*The problem*
Write the listing out again, exactly as it reads below.

*Material provided*
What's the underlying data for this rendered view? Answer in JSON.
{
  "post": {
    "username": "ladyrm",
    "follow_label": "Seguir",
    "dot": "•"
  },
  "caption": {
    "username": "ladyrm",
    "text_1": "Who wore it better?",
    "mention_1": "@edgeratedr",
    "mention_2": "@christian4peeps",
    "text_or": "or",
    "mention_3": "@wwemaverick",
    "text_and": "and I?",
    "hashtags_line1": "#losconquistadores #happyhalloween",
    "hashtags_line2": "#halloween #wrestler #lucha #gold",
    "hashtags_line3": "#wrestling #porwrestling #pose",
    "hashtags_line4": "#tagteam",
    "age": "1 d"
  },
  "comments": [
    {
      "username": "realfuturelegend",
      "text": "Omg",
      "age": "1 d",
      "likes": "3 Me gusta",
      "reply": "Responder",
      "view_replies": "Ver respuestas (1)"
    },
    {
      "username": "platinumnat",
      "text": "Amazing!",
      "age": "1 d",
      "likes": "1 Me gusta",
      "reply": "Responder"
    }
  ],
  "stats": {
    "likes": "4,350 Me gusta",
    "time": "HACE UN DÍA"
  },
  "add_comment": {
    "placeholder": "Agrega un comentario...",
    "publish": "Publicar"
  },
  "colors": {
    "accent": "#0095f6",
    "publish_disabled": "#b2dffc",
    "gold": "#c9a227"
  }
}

*Exercise output*
What's the underlying data for this rendered view? Answer in JSON.
{
  "post": {
    "username": "ladyrm",
    "follow_label": "Seguir",
    "dot": "•"
  },
  "caption": {
    "username": "ladyrm",
    "text_1": "Who wore it better?",
    "mention_1": "@edgeratedr",
    "mention_2": "@christian4peeps",
    "text_or": "or",
    "mention_3": "@wwemaverick",
    "text_and": "and I?",
    "hashtags_line1": "#losconquistadores #happyhalloween",
    "hashtags_line2": "#halloween #wrestler #lucha #gold",
    "hashtags_line3": "#wrestling #porwrestling #pose",
    "hashtags_line4": "#tagteam",
    "age": "1 d"
  },
  "comments": [
    {
      "username": "realfuturelegend",
      "text": "Omg",
      "age": "1 d",
      "likes": "3 Me gusta",
      "reply": "Responder",
      "view_replies": "Ver respuestas (1)"
    },
    {
      "username": "platinumnat",
      "text": "Amazing!",
      "age": "1 d",
      "likes": "1 Me gusta",
      "reply": "Responder"
    }
  ],
  "stats": {
    "likes": "4,350 Me gusta",
    "time": "HACE UN DÍA"
  },
  "add_comment": {
    "placeholder": "Agrega un comentario...",
    "publish": "Publicar"
  },
  "colors": {
    "accent": "#0095f6",
    "publish_disabled": "#b2dffc",
    "gold": "#c9a227"
  }
}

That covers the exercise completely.